A lot of the Dodger-related attention recently has been focused on Justin Turner, and rightly so after his walk-off homer in Game 2 of the NLCS provided Los Angeles with its most meaningful baseball moment since Kirk Gibson‘s famous homer in Game 1 of the 1988 World Series. Plus, in 92 postseason plate appearances, JT now has a slash of .377/.478/.636/1.115, which is good for the third-best postseason OPS ever for a player with 90+ plate appearances.
Highest postseason OPS in MLB history (min. 90 PA):
Lou Gehrig (1.214)
Babe Ruth (1.214)
Justin Turner (1.115)
— Jared Diamond (@jareddiamond) October 16, 2017
It’s been impressive to watch and he deserves every bit of the credit he’s getting now, but Turner’s performance isn’t all that surprising to me, honestly. JT has done it in previous postseasons, and has consistently been the Dodgers biggest threat in meaningful situations over the past three years. I don’t want to say I expected this type of ridiculousness to continue, but everybody sorta figured if the Dodgers were going to get far then JT was going to play a major role. However, the other player that has been the key to this run has definitely been a pleasant surprise: Yasiel Puig. Not to say Puig hasn’t gotten his share of plaudits as well, but unlike Turner’s performance, Puig’s star turn was very much a surprise.
After struggling with injuries and general averageness for the past two seasons, Yasiel showed signs breaking out during the regular season by setting a career high in walk rate (11.2%) and a career low in strikeout rate (17.5%) with Gold Glove defense in right, but as a hitter his slash was still just an above average .263/.346/.487/.833 with a 117 wRC+. Furthermore, it was hard to know how he’d react in the postseason. After the 2013 NLDS against the Braves in which he posted a .471/.500/.529/1.029 line in 18 plate appearances, Puig put up a godawful .203/.277/.271/.548 line from the 2013 NLCS to the 2016 NLCS over 65 plate appearances. Part of the reason for that is Puig was prone to emotional outbursts that weren’t productive, like being easily put off his game by a single pitch remotely up-and-in, for example. That made him almost impressively easy to pitch to, transforming him into an easy out as long as the pitcher could execute.
For what was understandably a bit of a question mark entering the postseason, suffice to say nobody could’ve predicted what has transpired to this point.
Puig is slashing .438/.571/.875/1.446 this postseason with a 23.8% walk rate an a 9.5% strikeout rate, which gives him a ridiculous 266 wRC+. Perhaps most telling is that he saw 3.72 pitches per plate appearance in 2017 during a year he posted a career high in walk rate, but he’s seeing a ridiculous 5.38 pitches per plate appearance so far in the playoffs, almost working a full count every time he steps up to the plate on average.
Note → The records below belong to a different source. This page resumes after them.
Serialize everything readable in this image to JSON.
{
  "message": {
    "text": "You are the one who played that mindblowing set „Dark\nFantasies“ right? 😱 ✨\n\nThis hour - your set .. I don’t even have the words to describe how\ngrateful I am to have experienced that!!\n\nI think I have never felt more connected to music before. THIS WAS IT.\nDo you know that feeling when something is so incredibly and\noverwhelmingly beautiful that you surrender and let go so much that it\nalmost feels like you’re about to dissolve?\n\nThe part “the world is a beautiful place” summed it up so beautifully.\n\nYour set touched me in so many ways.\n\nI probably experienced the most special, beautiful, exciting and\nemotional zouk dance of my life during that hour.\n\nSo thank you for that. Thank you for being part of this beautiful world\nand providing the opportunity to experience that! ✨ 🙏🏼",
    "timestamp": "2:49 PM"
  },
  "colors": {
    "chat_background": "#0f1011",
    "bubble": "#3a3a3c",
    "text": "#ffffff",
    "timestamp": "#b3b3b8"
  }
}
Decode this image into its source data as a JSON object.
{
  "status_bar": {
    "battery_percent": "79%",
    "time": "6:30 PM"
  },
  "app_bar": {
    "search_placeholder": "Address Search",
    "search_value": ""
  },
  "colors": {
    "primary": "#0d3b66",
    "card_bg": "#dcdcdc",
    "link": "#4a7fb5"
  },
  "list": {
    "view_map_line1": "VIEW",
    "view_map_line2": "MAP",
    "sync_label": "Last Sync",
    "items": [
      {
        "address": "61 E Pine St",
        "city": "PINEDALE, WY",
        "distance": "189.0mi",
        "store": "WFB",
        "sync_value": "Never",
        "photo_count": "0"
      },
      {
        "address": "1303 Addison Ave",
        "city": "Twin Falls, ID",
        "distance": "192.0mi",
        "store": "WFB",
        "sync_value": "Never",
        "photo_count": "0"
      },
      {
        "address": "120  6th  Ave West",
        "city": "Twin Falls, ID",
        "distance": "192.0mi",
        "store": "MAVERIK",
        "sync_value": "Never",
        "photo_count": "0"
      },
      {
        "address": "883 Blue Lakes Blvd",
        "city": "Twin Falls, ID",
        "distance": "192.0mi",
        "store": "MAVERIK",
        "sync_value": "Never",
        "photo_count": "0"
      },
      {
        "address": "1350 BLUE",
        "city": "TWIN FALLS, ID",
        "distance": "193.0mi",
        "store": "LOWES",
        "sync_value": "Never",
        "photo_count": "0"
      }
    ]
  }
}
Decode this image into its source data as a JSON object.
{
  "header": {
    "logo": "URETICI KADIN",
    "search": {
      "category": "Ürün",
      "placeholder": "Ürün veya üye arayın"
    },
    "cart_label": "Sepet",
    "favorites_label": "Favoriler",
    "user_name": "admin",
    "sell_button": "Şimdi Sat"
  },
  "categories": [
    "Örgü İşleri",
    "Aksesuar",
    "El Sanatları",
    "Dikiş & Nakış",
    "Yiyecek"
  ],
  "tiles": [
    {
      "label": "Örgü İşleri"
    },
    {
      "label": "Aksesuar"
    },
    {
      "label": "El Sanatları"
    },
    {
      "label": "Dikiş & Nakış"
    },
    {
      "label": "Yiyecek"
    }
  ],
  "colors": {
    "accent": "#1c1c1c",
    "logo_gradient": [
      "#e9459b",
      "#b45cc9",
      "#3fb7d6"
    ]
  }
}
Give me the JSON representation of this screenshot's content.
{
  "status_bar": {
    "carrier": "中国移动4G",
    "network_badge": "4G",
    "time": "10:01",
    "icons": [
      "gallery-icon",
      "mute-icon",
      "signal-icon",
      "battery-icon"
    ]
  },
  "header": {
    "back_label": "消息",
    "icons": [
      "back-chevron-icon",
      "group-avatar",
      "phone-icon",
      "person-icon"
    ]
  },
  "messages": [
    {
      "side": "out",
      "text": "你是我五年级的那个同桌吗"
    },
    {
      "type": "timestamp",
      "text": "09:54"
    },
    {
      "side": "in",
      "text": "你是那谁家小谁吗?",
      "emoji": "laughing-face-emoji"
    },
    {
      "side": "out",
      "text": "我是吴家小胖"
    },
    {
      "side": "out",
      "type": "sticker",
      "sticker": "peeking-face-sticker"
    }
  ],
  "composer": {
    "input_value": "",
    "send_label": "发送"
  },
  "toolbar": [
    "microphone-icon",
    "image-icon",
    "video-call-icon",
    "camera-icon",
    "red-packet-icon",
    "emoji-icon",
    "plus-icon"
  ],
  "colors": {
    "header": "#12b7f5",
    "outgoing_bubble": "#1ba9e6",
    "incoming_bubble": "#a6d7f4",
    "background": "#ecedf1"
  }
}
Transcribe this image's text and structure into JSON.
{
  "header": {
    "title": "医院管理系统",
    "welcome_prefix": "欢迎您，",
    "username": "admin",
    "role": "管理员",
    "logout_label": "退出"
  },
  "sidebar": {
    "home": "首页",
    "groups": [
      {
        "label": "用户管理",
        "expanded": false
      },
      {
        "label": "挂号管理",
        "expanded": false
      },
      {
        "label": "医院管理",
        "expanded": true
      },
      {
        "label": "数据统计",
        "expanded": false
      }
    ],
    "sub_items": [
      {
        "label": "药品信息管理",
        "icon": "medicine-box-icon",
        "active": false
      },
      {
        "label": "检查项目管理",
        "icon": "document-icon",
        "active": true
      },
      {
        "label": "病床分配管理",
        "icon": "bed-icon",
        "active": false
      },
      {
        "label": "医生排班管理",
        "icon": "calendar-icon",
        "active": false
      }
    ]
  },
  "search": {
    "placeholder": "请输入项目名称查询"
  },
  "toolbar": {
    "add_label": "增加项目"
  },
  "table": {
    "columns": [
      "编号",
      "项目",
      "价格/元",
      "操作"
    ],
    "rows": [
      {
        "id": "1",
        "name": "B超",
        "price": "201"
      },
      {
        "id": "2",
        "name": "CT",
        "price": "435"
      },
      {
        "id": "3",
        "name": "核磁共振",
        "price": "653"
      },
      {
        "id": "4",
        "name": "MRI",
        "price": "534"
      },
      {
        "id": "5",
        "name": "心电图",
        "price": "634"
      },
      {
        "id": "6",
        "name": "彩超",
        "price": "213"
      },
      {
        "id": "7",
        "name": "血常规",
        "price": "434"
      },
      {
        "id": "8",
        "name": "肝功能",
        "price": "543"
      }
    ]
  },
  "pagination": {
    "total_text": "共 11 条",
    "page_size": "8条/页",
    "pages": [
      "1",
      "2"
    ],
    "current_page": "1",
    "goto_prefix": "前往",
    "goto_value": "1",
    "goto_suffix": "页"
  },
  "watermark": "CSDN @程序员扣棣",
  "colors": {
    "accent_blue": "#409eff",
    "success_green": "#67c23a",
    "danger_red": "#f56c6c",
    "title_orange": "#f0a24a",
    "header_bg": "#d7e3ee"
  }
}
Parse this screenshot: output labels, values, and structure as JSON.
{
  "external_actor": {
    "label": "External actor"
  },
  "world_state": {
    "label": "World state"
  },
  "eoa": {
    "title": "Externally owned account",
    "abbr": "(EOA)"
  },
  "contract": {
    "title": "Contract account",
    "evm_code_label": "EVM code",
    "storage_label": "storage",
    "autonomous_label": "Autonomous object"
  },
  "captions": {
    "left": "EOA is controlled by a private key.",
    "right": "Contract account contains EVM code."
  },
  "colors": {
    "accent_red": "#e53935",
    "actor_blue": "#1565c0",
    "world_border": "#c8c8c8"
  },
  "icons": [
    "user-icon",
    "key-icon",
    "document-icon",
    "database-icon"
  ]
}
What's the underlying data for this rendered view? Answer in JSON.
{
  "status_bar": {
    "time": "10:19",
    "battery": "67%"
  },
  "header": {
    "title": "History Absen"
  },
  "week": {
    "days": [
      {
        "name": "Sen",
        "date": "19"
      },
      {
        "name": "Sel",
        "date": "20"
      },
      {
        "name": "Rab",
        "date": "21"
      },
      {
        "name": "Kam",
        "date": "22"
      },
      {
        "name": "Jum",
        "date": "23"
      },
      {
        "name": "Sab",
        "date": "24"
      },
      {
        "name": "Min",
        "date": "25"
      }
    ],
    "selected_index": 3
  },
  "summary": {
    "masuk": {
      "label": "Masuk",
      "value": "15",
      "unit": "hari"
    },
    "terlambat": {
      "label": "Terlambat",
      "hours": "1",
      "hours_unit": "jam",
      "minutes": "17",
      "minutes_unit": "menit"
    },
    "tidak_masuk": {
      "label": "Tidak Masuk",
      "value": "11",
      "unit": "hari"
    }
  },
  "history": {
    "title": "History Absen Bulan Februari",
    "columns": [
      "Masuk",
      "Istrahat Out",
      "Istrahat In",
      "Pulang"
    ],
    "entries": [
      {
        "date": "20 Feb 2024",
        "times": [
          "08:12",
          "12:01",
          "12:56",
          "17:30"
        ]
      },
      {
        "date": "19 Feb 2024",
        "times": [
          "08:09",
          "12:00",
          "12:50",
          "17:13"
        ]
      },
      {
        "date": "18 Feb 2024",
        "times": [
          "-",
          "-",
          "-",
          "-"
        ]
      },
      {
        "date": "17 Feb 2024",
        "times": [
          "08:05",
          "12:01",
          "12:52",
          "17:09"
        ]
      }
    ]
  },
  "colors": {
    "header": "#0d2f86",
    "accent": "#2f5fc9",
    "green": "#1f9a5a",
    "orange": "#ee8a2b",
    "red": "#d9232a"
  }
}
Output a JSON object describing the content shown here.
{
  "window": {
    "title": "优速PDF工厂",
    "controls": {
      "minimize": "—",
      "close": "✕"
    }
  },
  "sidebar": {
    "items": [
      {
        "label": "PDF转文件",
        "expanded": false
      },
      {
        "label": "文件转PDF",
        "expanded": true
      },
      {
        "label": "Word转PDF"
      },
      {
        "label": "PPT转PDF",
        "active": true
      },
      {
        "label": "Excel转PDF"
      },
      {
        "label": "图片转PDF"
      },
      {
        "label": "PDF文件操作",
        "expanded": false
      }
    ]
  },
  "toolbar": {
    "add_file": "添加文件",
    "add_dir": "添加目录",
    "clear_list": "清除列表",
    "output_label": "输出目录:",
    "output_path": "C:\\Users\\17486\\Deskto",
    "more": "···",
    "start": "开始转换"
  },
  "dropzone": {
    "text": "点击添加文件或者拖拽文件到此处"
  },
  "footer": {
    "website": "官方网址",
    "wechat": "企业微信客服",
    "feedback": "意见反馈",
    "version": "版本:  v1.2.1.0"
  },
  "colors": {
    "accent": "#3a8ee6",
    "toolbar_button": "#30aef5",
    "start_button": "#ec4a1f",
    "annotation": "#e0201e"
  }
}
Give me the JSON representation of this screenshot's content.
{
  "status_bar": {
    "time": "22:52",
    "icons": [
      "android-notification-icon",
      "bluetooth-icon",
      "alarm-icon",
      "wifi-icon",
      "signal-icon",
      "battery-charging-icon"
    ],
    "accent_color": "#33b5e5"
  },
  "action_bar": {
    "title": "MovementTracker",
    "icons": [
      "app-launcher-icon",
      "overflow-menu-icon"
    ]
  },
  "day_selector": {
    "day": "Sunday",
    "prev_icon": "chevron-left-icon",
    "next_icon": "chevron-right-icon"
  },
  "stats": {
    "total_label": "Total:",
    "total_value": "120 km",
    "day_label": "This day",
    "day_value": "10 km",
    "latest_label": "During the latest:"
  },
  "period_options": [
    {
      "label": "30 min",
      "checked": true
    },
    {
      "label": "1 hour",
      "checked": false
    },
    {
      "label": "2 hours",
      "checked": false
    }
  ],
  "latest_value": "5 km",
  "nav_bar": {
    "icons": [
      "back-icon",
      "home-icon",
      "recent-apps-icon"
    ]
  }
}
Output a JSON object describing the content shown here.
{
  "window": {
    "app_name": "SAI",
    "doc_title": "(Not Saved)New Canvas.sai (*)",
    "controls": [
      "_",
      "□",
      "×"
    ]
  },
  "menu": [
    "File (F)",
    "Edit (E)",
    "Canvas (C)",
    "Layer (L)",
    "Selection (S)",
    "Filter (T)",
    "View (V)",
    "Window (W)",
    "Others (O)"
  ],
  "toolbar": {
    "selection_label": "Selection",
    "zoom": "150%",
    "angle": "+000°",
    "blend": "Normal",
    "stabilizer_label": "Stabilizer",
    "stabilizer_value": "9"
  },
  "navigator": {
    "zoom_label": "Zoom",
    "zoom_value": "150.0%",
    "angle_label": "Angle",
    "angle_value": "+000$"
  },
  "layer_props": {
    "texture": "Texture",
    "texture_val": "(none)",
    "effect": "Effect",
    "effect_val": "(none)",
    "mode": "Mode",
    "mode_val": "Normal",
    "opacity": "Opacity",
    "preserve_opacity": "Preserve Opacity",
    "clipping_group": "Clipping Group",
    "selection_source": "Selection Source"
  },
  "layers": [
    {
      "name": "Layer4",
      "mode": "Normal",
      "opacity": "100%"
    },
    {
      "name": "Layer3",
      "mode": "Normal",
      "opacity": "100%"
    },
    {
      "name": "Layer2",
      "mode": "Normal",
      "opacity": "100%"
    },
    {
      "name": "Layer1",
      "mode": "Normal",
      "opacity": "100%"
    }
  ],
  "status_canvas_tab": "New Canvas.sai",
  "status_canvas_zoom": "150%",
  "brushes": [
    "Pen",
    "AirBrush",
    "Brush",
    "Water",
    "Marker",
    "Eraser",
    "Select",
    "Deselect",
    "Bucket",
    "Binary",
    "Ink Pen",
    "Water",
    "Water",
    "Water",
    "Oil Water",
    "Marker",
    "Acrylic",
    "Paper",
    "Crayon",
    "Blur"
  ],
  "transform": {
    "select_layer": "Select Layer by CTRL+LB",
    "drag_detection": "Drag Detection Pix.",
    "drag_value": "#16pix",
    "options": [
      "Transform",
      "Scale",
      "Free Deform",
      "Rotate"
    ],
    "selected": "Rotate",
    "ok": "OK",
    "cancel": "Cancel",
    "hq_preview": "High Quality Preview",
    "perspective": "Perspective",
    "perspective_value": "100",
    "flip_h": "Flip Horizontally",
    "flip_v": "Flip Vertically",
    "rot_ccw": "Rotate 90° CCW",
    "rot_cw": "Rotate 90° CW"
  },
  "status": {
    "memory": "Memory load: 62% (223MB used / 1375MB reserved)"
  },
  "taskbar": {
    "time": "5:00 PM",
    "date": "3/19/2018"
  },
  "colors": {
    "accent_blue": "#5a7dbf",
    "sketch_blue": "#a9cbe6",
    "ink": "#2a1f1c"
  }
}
Notably, Puig was locked in from his very first plate appearance, a nine-pitch battle with Taijuan Walker that he punctuated by crushing a double to right-center field.
In past years, that up-and-in pitch would’ve set him off and made him lose his cool, causing him to basically go into rage mode for the rest of the game. However, this new version of himself worked a truly great plate appearance with a quality finish to boot.
It’s like Puig has flipped a switch or something as soon as the playoffs rolled around. Except this time instead of unbridled energy going everywhere with explosive but also reckless and destructive effects, he’s seemingly channeled all of that into focus, still having the most fun out of anybody out on the field but also basically becoming one of the best hitters in baseball.
As a result, he’s carried the team so far in October, not only posting the best OPS on the Dodgers (JT is second) but also having the best OPS out of all players with at least 10 at-bats this postseason (Jose Altuve is second). So while this pace would be a hard ask for him to keep up going forward, with Corey Seager out indefinitely, Puig will be counted on to pick up the slack. And fairly or unfairly, how far the Dodgers go this year will likely come down to how far Yasiel’s bat can take them.